Copy the result of filtering the entries below for lines that include the string "screenshot".

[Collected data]

________________

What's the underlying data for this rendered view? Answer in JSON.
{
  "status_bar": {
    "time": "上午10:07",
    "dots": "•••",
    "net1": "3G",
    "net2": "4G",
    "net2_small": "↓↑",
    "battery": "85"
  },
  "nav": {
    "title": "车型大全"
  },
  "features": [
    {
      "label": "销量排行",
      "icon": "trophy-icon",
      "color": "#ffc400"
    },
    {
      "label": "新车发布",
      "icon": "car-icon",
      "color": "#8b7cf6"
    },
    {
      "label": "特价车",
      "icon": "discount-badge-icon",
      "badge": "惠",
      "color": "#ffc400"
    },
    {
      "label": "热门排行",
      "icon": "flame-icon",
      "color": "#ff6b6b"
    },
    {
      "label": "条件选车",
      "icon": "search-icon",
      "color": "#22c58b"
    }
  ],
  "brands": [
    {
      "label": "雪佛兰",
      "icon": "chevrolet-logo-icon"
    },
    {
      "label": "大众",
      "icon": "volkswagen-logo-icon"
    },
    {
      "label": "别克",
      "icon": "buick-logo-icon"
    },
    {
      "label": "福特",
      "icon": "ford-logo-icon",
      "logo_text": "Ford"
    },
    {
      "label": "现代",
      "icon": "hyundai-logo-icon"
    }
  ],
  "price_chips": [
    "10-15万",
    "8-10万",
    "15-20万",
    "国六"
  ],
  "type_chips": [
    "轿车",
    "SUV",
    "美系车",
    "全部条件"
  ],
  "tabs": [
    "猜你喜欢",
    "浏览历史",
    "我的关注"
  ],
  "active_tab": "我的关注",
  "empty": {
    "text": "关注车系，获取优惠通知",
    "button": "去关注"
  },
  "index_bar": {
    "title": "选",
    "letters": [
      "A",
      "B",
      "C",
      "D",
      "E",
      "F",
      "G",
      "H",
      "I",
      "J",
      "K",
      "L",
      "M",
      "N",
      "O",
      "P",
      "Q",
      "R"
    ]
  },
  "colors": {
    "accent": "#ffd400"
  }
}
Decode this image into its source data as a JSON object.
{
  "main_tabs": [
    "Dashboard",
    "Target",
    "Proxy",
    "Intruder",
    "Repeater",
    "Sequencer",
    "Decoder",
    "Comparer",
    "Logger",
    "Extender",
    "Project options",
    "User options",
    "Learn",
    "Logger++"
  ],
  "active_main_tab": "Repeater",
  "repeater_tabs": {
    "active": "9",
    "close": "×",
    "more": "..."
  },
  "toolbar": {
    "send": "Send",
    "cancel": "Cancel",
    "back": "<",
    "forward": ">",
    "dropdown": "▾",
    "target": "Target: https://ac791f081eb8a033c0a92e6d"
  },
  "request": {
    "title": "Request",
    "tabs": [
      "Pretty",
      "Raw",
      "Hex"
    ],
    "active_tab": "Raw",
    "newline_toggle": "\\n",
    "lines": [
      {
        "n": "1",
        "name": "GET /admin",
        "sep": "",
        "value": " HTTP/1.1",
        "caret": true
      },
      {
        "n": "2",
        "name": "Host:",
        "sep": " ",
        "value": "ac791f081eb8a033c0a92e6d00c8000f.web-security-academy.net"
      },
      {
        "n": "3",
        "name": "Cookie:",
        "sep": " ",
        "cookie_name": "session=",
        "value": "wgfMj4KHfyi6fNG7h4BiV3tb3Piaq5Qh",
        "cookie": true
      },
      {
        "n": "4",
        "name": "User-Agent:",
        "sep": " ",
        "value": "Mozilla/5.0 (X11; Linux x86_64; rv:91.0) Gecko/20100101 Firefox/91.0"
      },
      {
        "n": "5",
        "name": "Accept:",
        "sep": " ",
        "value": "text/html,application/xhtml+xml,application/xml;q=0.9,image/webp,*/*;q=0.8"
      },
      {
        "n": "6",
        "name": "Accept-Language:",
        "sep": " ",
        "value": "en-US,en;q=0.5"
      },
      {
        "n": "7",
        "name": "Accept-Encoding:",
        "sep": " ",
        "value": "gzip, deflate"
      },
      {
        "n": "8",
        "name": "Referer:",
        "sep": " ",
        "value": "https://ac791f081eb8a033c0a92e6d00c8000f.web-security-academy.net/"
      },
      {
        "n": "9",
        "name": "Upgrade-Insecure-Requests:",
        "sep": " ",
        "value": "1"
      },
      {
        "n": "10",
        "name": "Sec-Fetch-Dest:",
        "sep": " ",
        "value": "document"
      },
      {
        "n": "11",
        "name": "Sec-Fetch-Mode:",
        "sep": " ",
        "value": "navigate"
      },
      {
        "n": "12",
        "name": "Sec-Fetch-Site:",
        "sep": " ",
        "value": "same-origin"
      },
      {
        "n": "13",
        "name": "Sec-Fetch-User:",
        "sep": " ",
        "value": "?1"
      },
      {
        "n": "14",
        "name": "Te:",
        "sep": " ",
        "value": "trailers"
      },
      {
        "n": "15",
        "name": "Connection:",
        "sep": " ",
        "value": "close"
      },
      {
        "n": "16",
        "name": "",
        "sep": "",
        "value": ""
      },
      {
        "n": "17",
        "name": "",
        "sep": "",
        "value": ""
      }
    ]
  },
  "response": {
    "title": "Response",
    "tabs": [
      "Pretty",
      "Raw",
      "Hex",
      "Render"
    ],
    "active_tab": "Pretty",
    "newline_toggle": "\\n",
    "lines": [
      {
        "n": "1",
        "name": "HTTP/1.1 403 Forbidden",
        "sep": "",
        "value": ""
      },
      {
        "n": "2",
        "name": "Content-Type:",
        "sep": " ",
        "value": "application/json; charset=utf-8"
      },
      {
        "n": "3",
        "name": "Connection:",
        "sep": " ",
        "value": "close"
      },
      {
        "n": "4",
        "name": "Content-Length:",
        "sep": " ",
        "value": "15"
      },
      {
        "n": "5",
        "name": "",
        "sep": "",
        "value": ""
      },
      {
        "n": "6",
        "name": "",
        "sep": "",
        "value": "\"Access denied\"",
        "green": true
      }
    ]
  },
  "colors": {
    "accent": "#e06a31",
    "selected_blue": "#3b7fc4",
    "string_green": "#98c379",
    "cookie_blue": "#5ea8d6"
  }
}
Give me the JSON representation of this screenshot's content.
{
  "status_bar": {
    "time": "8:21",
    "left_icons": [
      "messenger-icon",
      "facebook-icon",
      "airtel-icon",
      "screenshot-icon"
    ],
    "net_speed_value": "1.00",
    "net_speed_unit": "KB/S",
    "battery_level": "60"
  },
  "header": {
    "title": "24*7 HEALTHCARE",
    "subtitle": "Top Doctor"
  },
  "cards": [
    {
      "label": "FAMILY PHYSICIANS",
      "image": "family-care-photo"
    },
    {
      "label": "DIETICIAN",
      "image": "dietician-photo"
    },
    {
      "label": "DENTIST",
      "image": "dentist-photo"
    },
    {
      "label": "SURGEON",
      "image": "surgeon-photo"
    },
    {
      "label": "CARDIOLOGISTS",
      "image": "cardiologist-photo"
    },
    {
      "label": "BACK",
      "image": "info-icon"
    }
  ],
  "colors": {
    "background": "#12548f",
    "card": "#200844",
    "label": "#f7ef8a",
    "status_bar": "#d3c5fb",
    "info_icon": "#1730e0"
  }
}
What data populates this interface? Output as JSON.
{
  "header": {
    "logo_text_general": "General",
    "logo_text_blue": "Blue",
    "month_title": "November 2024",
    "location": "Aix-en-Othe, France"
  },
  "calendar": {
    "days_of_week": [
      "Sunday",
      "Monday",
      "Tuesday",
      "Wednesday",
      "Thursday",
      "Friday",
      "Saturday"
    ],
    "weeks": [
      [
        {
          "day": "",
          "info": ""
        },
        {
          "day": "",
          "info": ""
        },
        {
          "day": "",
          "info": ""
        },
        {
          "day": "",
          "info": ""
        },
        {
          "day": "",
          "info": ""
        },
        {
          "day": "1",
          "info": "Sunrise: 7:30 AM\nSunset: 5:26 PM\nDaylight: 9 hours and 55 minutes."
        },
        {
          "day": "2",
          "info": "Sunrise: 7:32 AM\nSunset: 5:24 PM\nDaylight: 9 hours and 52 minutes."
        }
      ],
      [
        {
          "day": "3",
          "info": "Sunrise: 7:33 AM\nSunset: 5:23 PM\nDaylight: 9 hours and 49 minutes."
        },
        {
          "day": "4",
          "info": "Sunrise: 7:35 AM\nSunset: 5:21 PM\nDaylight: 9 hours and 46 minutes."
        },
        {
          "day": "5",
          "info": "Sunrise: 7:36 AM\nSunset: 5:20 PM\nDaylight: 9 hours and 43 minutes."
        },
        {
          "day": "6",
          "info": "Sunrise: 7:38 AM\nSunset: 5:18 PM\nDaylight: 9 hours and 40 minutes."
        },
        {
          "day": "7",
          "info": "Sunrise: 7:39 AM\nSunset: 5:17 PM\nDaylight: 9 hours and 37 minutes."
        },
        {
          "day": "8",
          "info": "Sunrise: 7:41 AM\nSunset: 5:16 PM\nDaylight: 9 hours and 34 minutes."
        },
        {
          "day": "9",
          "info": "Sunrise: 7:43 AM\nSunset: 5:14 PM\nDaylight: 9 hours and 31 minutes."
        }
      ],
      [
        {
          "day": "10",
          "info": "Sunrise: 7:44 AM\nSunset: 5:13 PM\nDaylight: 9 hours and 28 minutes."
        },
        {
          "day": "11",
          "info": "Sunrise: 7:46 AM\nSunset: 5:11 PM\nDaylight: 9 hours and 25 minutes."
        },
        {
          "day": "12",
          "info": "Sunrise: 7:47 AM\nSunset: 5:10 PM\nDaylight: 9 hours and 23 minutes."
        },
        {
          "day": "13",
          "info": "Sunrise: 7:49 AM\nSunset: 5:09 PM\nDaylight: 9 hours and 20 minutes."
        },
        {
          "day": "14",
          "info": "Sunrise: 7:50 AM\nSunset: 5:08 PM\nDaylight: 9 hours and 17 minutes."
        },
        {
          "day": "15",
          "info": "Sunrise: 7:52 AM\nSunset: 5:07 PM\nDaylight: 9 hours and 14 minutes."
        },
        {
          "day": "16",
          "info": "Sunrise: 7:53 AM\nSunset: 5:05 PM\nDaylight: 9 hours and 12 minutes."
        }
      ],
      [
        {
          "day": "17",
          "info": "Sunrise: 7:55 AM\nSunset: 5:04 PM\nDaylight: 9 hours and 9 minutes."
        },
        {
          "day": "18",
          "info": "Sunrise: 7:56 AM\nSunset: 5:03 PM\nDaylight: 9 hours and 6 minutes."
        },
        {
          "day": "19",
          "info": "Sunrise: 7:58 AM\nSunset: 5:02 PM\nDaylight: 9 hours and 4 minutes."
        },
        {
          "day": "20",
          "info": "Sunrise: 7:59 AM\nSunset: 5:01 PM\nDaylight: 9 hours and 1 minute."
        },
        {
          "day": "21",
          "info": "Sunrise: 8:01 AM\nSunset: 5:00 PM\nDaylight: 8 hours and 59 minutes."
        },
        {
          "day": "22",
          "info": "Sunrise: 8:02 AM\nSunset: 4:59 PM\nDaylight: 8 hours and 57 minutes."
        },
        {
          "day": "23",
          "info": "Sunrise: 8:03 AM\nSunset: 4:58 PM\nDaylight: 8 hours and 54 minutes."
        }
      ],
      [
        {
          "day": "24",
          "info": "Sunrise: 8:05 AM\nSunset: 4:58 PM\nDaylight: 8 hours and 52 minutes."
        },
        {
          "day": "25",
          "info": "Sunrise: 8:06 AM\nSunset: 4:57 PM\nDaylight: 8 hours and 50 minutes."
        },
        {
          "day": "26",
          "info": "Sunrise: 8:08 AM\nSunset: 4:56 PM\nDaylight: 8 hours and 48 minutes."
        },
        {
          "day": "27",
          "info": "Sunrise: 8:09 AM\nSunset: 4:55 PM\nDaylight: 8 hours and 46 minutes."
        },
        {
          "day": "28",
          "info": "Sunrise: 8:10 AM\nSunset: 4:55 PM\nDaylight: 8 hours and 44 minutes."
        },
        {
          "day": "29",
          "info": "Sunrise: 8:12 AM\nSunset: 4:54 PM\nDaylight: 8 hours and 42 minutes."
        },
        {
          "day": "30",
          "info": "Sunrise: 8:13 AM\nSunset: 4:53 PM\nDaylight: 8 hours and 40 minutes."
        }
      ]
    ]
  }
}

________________

• _YOUR SOLUTION_:
Give me the JSON representation of this screenshot's content.
      "screenshot-icon"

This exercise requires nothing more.